The Bahamas is all about the shallows, the reefs that are just off the beaches. You can literally go snorkeling 10 feet from the beach. The first time I saw the shallows around Paradise Island, I was fascinated by what seemed like dark splotches marring the lighter turquoise of the water. Turns out, those darker patches are coral. And. It’s. Everywhere.
Fun fact: the Bahamas are islands made of calcium carbonate, the same stuff that makes coral reefs. Basically, the Bahamas is made of living rock that’s constantly growing. What’s really fascinating is that this living rock needs plenty of iron in order to build, which it gets…from the Sahara desert. Dust storms lift iron rich dust from the Sahara across the Atlantic to the Caribbean where it falls and is greedily absorbed by the reefs (including the old one on which the Bahamas sits).

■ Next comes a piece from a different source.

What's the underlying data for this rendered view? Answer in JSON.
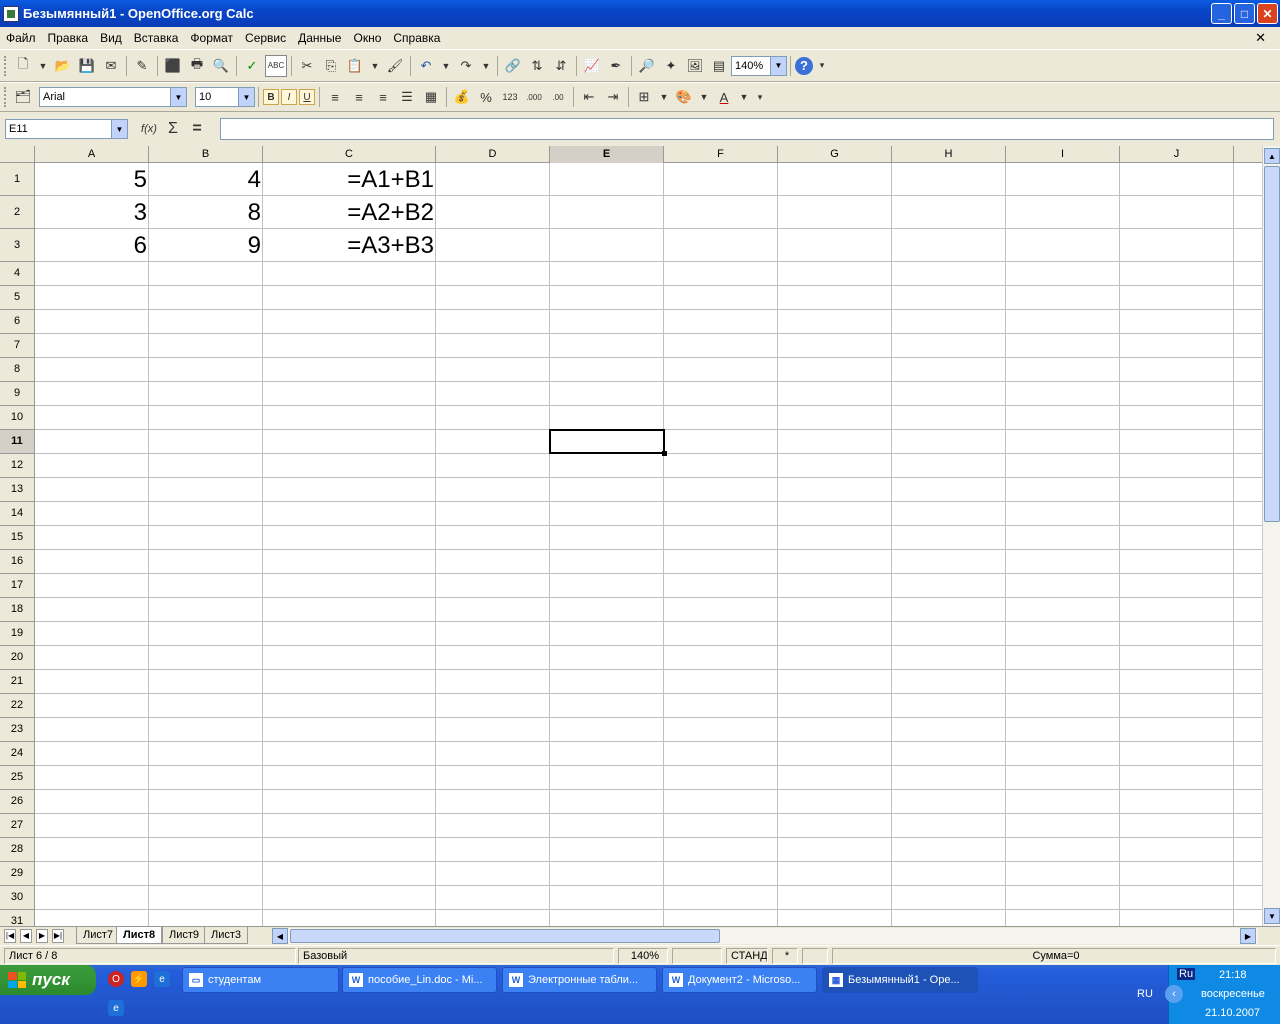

Between swimming in the warm water, lounging on the beach, and reading (I know it’s cliché, but oh so enjoyable), I snorkeled. I didn’t know while I was swimming all the life that surrounded me until I put on a pair of goggles and looked. I don’t know if this is a commentary on the obliviousness on my part—or on the human race in general—but I was more than happy to have my eyes opened to the beauty around me, the beauty that’s not as easy to see but just as magnificent.
Unfortunately I don’t have a waterproof camera, so I couldn’t take pictures of the marine life, but here are some of the fish I met:

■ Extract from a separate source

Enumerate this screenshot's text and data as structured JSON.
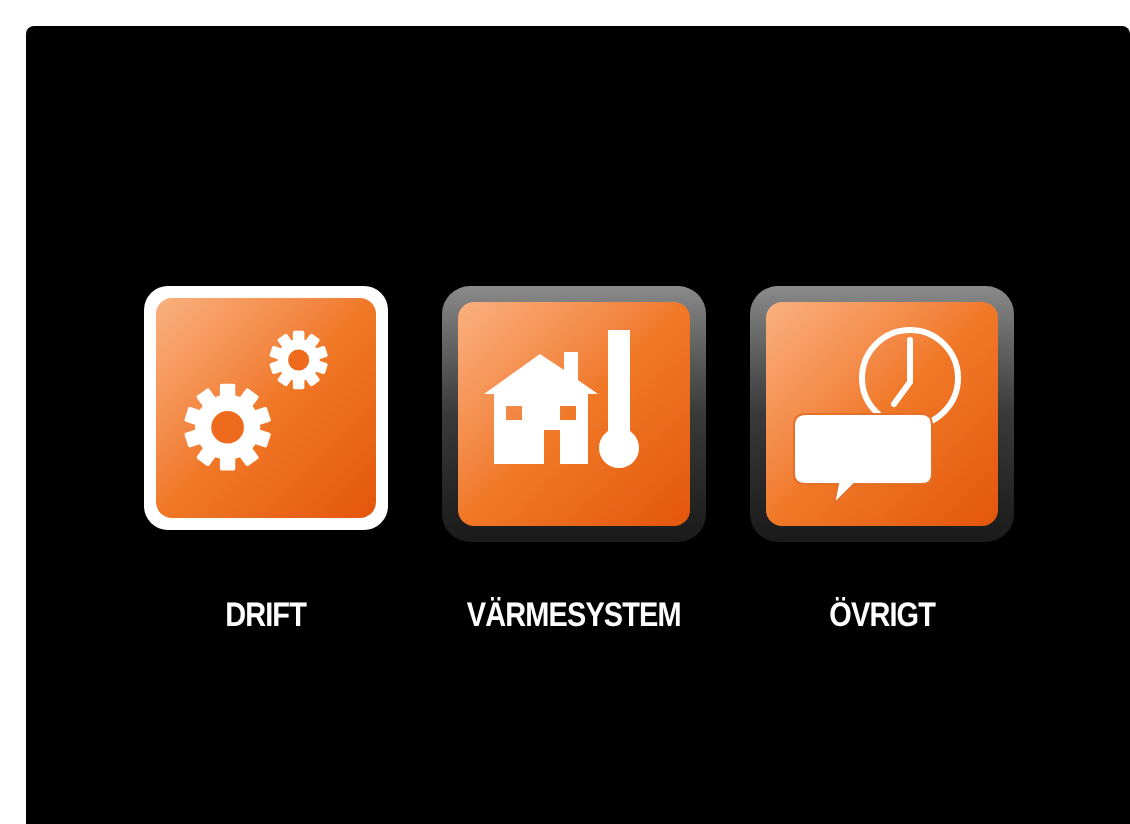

- The Blue Tang – Yes, I met Dory. A whole school was just swimming swimming swimming around. I followed them. Like a creeper.

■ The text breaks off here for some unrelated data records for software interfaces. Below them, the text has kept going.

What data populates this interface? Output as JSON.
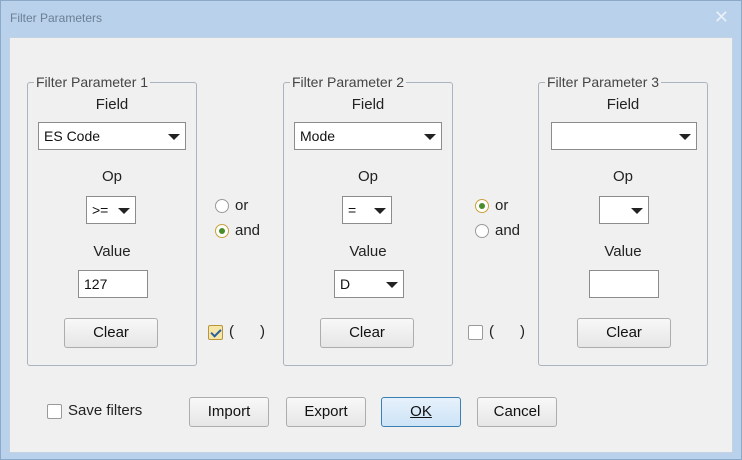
{
  "window": {
    "title": "Filter Parameters",
    "close_glyph": "✕"
  },
  "groups": [
    {
      "legend": "Filter Parameter 1",
      "field_label": "Field",
      "field_value": "ES Code",
      "op_label": "Op",
      "op_value": ">=",
      "value_label": "Value",
      "value": "127",
      "value_type": "textbox",
      "clear_label": "Clear"
    },
    {
      "legend": "Filter Parameter 2",
      "field_label": "Field",
      "field_value": "Mode",
      "op_label": "Op",
      "op_value": "=",
      "value_label": "Value",
      "value": "D",
      "value_type": "combo",
      "clear_label": "Clear"
    },
    {
      "legend": "Filter Parameter 3",
      "field_label": "Field",
      "field_value": "",
      "op_label": "Op",
      "op_value": "",
      "value_label": "Value",
      "value": "",
      "value_type": "textbox",
      "clear_label": "Clear"
    }
  ],
  "connectors": [
    {
      "or_label": "or",
      "and_label": "and",
      "selected": "and",
      "paren_open": "(",
      "paren_close": ")",
      "paren_checked": true
    },
    {
      "or_label": "or",
      "and_label": "and",
      "selected": "or",
      "paren_open": "(",
      "paren_close": ")",
      "paren_checked": false
    }
  ],
  "footer": {
    "save_filters_label": "Save filters",
    "save_filters_checked": false,
    "import_label": "Import",
    "export_label": "Export",
    "ok_label": "OK",
    "cancel_label": "Cancel"
  }
}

- Sergeant Major
- Yellowtail Snapper
- A bunch that I can’t identify.
Moral of the story: Go snorkeling; it’s possibly one of the easiest places in the world to do so. Also, read on the beach.